GEOSTRATA, 2016, September/October, 82-83

Robert W.Thompson, PE, D.GE, F.ASCE


Robert Thompson is a senior consul-tant at CTL/Thompson Inc. in Denver, CO. A graduate of Oklahoma State University, he earned his bachelor’s degree in 1962 and his master’s in 1965. Currently, he works only on special assignments for CTL/Thompson and coaches younger engineers about technical issues. His practice focuses primarily on partially saturated soils. Thompson’s professional experience includes many technical papers and presentations on expansive and col-lapsing soils. He has given considerable effort to analysis and solutions for slope problems and retained excavations. He helped found and served as the first president of the Colorado Association of Geotechnical Engineers and was   president of ASFE from 2003-2004.

He was very active in ASCE education efforts as an ABET evaluator for about 20 years and served on the Committee on Curricula & Accreditation (CC&A).

He was also a founding board member of the Academy of Geo-Professionals (AGP). He is still active in tennis and ski racing. At this point in his career, Thompson is able to enjoy a relaxed schedule, travel, and his grandchildren.

What class did you enjoy the most while in school?

A six-week summer surveying camp near Buena Vista, CO; we had to map 40 acres and lay out a road in a mountain location.

What was your favorite project?

My firm was involved with design and quality assurance during construction of Denver International Airport — a completely new airport on a site selected because of noise issues. The near-surface soils were expansive, and design of the pavements was heavily influenced by potential expansion.

What item did you always want to have?

An early 1950’s J 2 Allard, primarily designed for racing, but street legal. I currently own a 1963 356 B Porsche (restored and runs up to 90 mph) and a 2004 40th Anniversary 911 Porsche coupe (approximately 13,000 miles). I need more garage space!

What’s your favorite song and artist?

“Together Again,” by Emmy Lou Harris

Where did you spend most of your childhood, and what was it like for you to grow up there?

My father was a career military officer. I lived in many different places, including Hawaii and Germany. I went to ninth, tenth, and eleventh grades in high school at Wurzburg, Nurnberg, and Frankfurt, Germany. The schools were run by the U.S. government for military and diplomatic dependents. We were sent from Germany to Cedar City, UT, where my father was in charge of all Army Reserve units south of Provo. This was a major cultural change, as many of my classmates had not been out of Utah.

When did you realize that you wanted to study civil engineering? What were the key factors in your decision to become a civil engineer?

I started as a mining engineering student and then worked underground between my sophomore and junior years. I decided to change majors and became very interested in structural engineering. I worked for two years in structural design before graduate school, where I focused on geotechnical engineering.
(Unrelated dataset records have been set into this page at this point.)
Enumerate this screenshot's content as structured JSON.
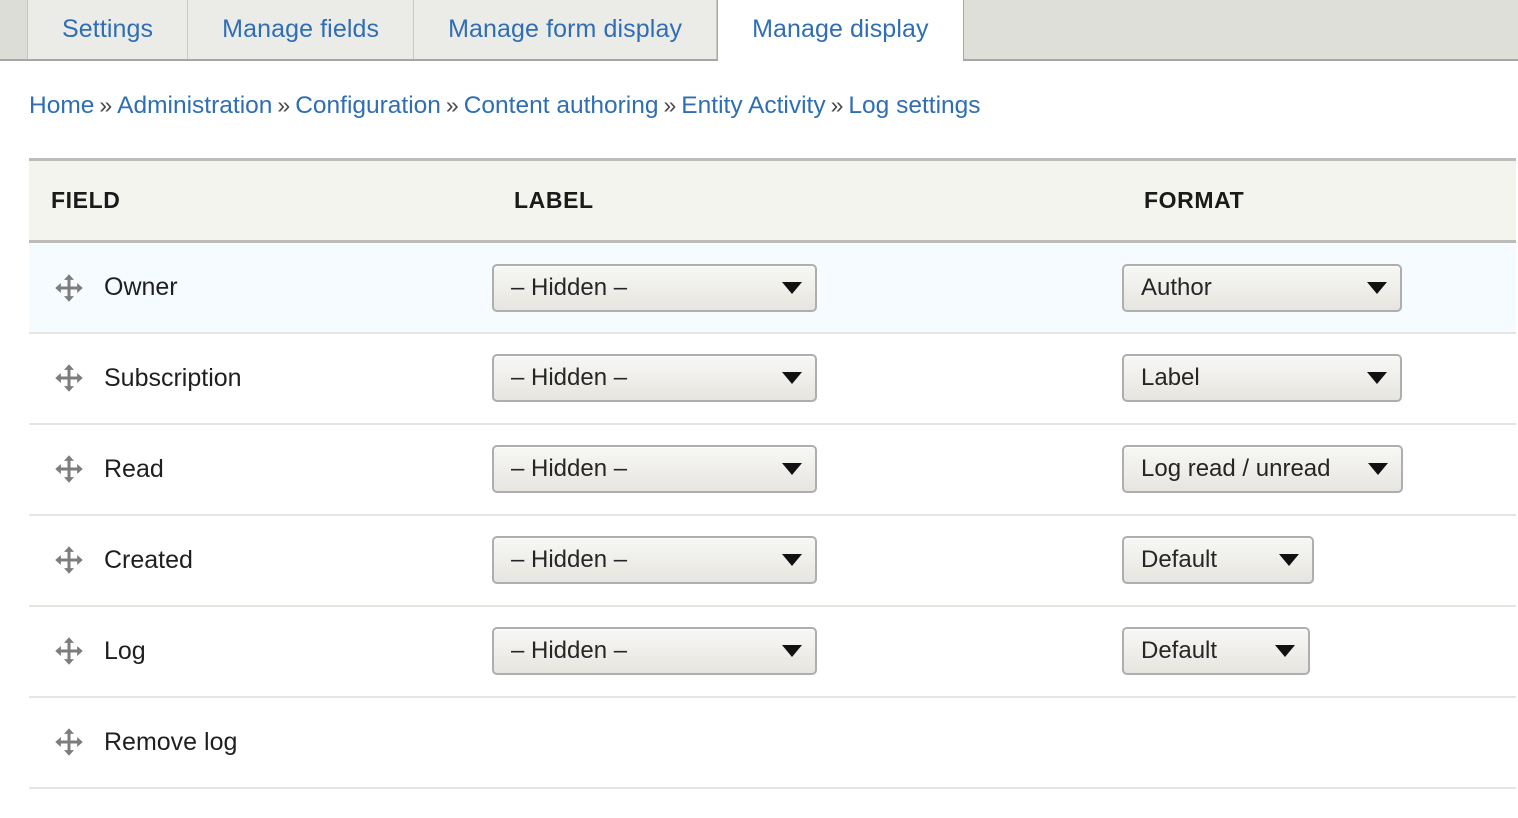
{
  "tabs": [
    {
      "label": "Settings",
      "active": false
    },
    {
      "label": "Manage fields",
      "active": false
    },
    {
      "label": "Manage form display",
      "active": false
    },
    {
      "label": "Manage display",
      "active": true
    }
  ],
  "breadcrumb": {
    "separator": "»",
    "items": [
      "Home",
      "Administration",
      "Configuration",
      "Content authoring",
      "Entity Activity",
      "Log settings"
    ]
  },
  "table": {
    "headers": {
      "field": "FIELD",
      "label": "LABEL",
      "format": "FORMAT"
    },
    "rows": [
      {
        "field": "Owner",
        "label_select": "– Hidden –",
        "format_select": "Author",
        "drag_icon": "move-arrows-icon",
        "highlight": true
      },
      {
        "field": "Subscription",
        "label_select": "– Hidden –",
        "format_select": "Label",
        "drag_icon": "move-arrows-icon",
        "highlight": false
      },
      {
        "field": "Read",
        "label_select": "– Hidden –",
        "format_select": "Log read / unread",
        "drag_icon": "move-arrows-icon",
        "highlight": false
      },
      {
        "field": "Created",
        "label_select": "– Hidden –",
        "format_select": "Default",
        "drag_icon": "move-arrows-icon",
        "highlight": false
      },
      {
        "field": "Log",
        "label_select": "– Hidden –",
        "format_select": "Default",
        "drag_icon": "move-arrows-icon",
        "highlight": false
      },
      {
        "field": "Remove log",
        "label_select": "",
        "format_select": "",
        "drag_icon": "move-arrows-icon",
        "highlight": false
      }
    ]
  },
  "colors": {
    "link": "#2f6eb5",
    "tab_active_bg": "#ffffff",
    "tab_bg": "#ebece7",
    "tabbar_bg": "#dedfd9",
    "header_bg": "#f4f4ef",
    "row_highlight_bg": "#f6fbff",
    "drag_handle": "#7d7d7d",
    "text": "#1f1f1f"
  }
}
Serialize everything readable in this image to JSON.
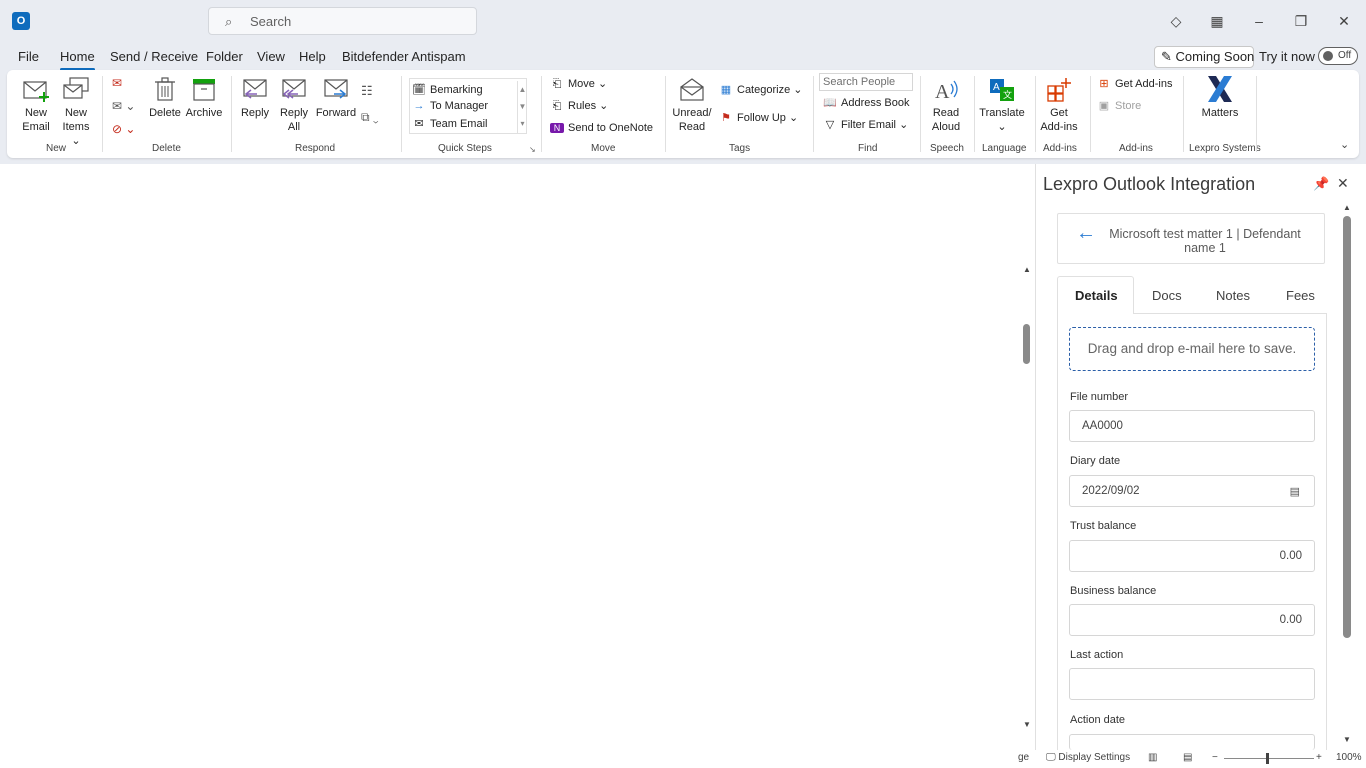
{
  "titlebar": {
    "app_icon": "outlook-icon",
    "search_placeholder": "Search"
  },
  "menu": {
    "tabs": [
      "File",
      "Home",
      "Send / Receive",
      "Folder",
      "View",
      "Help",
      "Bitdefender Antispam"
    ],
    "active": "Home",
    "coming_soon": "Coming Soon",
    "try_it_now": "Try it now",
    "toggle_state": "Off"
  },
  "ribbon": {
    "new_email": [
      "New",
      "Email"
    ],
    "new_items": [
      "New",
      "Items"
    ],
    "delete": "Delete",
    "archive": "Archive",
    "reply": "Reply",
    "reply_all": [
      "Reply",
      "All"
    ],
    "forward": "Forward",
    "quick_steps": [
      "Bemarking",
      "To Manager",
      "Team Email"
    ],
    "move": "Move",
    "rules": "Rules",
    "send_onenote": "Send to OneNote",
    "unread_read": [
      "Unread/",
      "Read"
    ],
    "categorize": "Categorize",
    "follow_up": "Follow Up",
    "search_people_placeholder": "Search People",
    "address_book": "Address Book",
    "filter_email": "Filter Email",
    "read_aloud": [
      "Read",
      "Aloud"
    ],
    "translate": "Translate",
    "get_addins": [
      "Get",
      "Add-ins"
    ],
    "get_addins_small": "Get Add-ins",
    "store": "Store",
    "matters": "Matters",
    "groups": {
      "new": "New",
      "delete": "Delete",
      "respond": "Respond",
      "quick_steps": "Quick Steps",
      "move": "Move",
      "tags": "Tags",
      "find": "Find",
      "speech": "Speech",
      "language": "Language",
      "addins": "Add-ins",
      "addins2": "Add-ins",
      "lexpro": "Lexpro Systems"
    }
  },
  "addin": {
    "title": "Lexpro Outlook Integration",
    "matter": "Microsoft test matter 1 | Defendant name 1",
    "tabs": [
      "Details",
      "Docs",
      "Notes",
      "Fees"
    ],
    "dropzone": "Drag and drop e-mail here to save.",
    "fields": {
      "file_number_label": "File number",
      "file_number": "AA0000",
      "diary_date_label": "Diary date",
      "diary_date": "2022/09/02",
      "trust_balance_label": "Trust balance",
      "trust_balance": "0.00",
      "business_balance_label": "Business balance",
      "business_balance": "0.00",
      "last_action_label": "Last action",
      "last_action": "",
      "action_date_label": "Action date"
    }
  },
  "statusbar": {
    "left_fragment": "ge",
    "display_settings": "Display Settings",
    "zoom": "100%"
  },
  "colors": {
    "accent": "#0f6cbd",
    "dropzone_border": "#2b5fa8",
    "back_arrow": "#2b7cd3"
  }
}
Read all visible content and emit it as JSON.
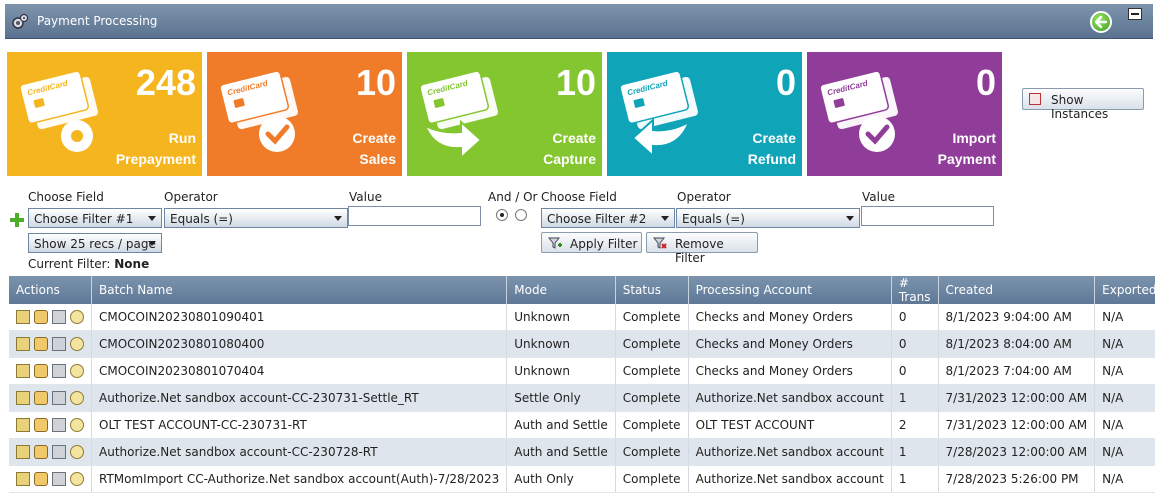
{
  "window": {
    "title": "Payment Processing"
  },
  "tiles": [
    {
      "count": "248",
      "label_line1": "Run",
      "label_line2": "Prepayment",
      "color": "#f4b51f",
      "icon": "credit-card-gear"
    },
    {
      "count": "10",
      "label_line1": "Create",
      "label_line2": "Sales",
      "color": "#f07c2a",
      "icon": "credit-card-check"
    },
    {
      "count": "10",
      "label_line1": "Create",
      "label_line2": "Capture",
      "color": "#84c630",
      "icon": "credit-card-arrow-right"
    },
    {
      "count": "0",
      "label_line1": "Create",
      "label_line2": "Refund",
      "color": "#10a4b8",
      "icon": "credit-card-arrow-left"
    },
    {
      "count": "0",
      "label_line1": "Import",
      "label_line2": "Payment",
      "color": "#8f3d98",
      "icon": "credit-card-check"
    }
  ],
  "card_text": "CreditCard",
  "show_instances_label": "Show Instances",
  "filter": {
    "choose_field_label": "Choose Field",
    "operator_label": "Operator",
    "value_label": "Value",
    "and_or_label": "And / Or",
    "field1": "Choose Filter #1",
    "field2": "Choose Filter #2",
    "operator1": "Equals (=)",
    "operator2": "Equals (=)",
    "page_size": "Show 25 recs / page",
    "apply_label": "Apply Filter",
    "remove_label": "Remove Filter",
    "current_filter_label": "Current Filter:",
    "current_filter_value": "None"
  },
  "table": {
    "headers": [
      "Actions",
      "Batch Name",
      "Mode",
      "Status",
      "Processing Account",
      "# Trans",
      "Created",
      "Exported?"
    ],
    "rows": [
      [
        "CMOCOIN20230801090401",
        "Unknown",
        "Complete",
        "Checks and Money Orders",
        "0",
        "8/1/2023 9:04:00 AM",
        "N/A"
      ],
      [
        "CMOCOIN20230801080400",
        "Unknown",
        "Complete",
        "Checks and Money Orders",
        "0",
        "8/1/2023 8:04:00 AM",
        "N/A"
      ],
      [
        "CMOCOIN20230801070404",
        "Unknown",
        "Complete",
        "Checks and Money Orders",
        "0",
        "8/1/2023 7:04:00 AM",
        "N/A"
      ],
      [
        "Authorize.Net sandbox account-CC-230731-Settle_RT",
        "Settle Only",
        "Complete",
        "Authorize.Net sandbox account",
        "1",
        "7/31/2023 12:00:00 AM",
        "N/A"
      ],
      [
        "OLT TEST ACCOUNT-CC-230731-RT",
        "Auth and Settle",
        "Complete",
        "OLT TEST ACCOUNT",
        "2",
        "7/31/2023 12:00:00 AM",
        "N/A"
      ],
      [
        "Authorize.Net sandbox account-CC-230728-RT",
        "Auth and Settle",
        "Complete",
        "Authorize.Net sandbox account",
        "1",
        "7/28/2023 12:00:00 AM",
        "N/A"
      ],
      [
        "RTMomImport CC-Authorize.Net sandbox account(Auth)-7/28/2023",
        "Auth Only",
        "Complete",
        "Authorize.Net sandbox account",
        "1",
        "7/28/2023 5:26:00 PM",
        "N/A"
      ]
    ]
  }
}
How do you feel about the state of civil engineering and the profession as it is today?

The profession as a whole provides wonderful service to the public. Unfortunately, the public really does not know who or what the civil engineering profession provides.

What do you personally feel are the biggest challenges on the horizon for the profession?

The continual pressure to provide services based on low-cost bids. The low-bid mentality is king. Most people cannot tell the difference between a cheap bid and the services necessary to perform truly good professional ser-vices. They become much better clients when they have serious problems with a project.

Do you have a message about specialty certification that you’d like for professional engineers to be aware of?

Speciality certification is widespread within the medical field. We need to actively promote the idea of requiring more comprehensive skills to be certified. This should result in clients selecting an engineer with proper skill rather than low bid.

As an original AGP board member, why did you want to get involved with helping create board certification for geotechnical engineers?

I believe in the concept. I have spent many years giving my time to efforts that advance either professionalism or education of civil engineers.

You’ve poured a lot of blood, sweat, and tears into helping launch AGP – do you like what you see

NO. ASCE needs to spend some money and advertise our profession on TV, similar to what I see from AIA.

What are some of your personal hobbies and interests?

I enjoy cars. I compete in Masters-level ski races and USTA tennis leagues. This keeps me healthy.


For the complete interview, please visit